Data about app and page elements
-------
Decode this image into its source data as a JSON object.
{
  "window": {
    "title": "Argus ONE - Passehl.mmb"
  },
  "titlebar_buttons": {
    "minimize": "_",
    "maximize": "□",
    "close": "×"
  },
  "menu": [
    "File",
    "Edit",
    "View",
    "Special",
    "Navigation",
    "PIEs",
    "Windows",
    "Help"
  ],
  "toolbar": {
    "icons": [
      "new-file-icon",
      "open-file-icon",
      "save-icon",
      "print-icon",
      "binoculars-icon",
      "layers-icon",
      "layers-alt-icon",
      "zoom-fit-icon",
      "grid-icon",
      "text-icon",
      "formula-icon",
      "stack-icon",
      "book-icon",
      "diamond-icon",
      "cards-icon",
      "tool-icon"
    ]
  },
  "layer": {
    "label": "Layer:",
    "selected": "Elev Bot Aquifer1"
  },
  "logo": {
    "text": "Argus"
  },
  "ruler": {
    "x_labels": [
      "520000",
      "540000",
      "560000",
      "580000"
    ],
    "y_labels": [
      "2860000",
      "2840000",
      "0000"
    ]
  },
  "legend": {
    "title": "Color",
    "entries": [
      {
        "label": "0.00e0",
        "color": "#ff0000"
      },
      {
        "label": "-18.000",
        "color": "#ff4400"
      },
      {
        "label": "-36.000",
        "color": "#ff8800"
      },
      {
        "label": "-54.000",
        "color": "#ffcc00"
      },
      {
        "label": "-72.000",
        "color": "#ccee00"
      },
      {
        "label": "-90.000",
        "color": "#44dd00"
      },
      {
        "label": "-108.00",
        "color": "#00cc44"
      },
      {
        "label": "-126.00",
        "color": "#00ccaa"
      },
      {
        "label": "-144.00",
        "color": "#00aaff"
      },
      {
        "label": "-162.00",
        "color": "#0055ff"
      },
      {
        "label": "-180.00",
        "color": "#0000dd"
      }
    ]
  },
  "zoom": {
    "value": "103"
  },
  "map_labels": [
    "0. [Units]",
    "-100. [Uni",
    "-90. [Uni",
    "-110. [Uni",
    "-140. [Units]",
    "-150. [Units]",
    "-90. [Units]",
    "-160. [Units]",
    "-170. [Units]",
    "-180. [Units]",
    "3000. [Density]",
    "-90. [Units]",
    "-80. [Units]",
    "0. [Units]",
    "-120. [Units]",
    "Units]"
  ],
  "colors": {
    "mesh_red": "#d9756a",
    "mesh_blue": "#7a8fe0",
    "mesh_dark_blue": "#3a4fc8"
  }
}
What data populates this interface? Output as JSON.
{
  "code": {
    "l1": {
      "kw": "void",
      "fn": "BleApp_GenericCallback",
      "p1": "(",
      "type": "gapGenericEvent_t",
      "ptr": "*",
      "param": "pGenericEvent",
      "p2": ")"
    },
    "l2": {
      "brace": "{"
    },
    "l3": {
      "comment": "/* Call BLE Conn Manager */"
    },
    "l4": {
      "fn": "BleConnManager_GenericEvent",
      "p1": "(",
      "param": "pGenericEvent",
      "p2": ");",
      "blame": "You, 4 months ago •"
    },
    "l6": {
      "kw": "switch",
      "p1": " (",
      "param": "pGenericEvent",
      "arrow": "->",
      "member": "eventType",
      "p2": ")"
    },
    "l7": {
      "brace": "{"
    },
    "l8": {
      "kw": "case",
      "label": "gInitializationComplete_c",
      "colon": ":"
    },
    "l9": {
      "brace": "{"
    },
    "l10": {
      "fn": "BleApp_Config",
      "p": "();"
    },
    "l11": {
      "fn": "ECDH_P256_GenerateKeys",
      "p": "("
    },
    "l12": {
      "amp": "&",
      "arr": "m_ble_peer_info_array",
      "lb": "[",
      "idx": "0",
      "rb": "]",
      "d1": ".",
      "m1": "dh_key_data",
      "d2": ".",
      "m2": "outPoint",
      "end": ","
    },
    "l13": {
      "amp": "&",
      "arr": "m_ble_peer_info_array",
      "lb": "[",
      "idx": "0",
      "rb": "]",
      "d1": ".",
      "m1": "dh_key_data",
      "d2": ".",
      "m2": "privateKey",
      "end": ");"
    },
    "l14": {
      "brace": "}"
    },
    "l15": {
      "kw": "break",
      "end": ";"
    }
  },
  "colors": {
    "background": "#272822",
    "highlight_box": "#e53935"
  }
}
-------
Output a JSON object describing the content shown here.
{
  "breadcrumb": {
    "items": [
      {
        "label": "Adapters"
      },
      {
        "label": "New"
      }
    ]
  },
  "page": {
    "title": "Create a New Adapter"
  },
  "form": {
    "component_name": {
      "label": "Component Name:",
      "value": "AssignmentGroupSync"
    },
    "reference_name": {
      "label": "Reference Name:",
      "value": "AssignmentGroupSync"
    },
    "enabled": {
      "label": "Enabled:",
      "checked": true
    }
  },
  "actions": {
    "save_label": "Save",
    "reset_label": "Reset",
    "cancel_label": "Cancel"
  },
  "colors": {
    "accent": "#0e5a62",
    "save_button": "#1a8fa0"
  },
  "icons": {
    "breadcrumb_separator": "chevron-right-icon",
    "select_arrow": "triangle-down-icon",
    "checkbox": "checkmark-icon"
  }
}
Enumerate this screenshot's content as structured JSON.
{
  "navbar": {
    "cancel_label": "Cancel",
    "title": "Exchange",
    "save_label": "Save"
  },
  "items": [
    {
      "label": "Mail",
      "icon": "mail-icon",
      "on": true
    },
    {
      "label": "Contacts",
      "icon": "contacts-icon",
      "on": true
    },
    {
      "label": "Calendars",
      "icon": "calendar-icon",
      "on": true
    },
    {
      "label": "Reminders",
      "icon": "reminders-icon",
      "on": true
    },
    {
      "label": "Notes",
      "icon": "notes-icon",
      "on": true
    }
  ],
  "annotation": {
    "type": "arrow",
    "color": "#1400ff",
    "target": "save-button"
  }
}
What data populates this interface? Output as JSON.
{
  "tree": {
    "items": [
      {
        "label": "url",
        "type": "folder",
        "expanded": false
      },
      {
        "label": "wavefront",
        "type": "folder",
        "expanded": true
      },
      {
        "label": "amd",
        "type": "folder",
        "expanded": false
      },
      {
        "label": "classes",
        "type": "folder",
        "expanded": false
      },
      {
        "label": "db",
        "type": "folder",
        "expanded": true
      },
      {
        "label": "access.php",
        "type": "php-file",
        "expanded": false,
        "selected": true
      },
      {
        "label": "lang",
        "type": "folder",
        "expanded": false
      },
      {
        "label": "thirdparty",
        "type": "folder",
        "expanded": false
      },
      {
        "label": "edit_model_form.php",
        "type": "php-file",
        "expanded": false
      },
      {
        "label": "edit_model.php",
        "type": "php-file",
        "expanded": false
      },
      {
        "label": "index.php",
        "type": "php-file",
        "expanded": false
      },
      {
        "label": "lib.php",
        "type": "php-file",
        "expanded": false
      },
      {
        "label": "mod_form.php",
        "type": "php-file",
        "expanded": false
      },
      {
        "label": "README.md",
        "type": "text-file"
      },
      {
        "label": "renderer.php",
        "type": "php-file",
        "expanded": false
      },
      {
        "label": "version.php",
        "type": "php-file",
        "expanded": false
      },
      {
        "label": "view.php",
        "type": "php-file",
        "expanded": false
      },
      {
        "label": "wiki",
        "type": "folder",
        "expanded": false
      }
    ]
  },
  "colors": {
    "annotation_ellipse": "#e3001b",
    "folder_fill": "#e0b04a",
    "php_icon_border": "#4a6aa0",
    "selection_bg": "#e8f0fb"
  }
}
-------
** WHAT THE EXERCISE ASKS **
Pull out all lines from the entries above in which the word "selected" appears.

** SOLUTION FOR THIS TASK **
    "selected": "Elev Bot Aquifer1"
        "selected": true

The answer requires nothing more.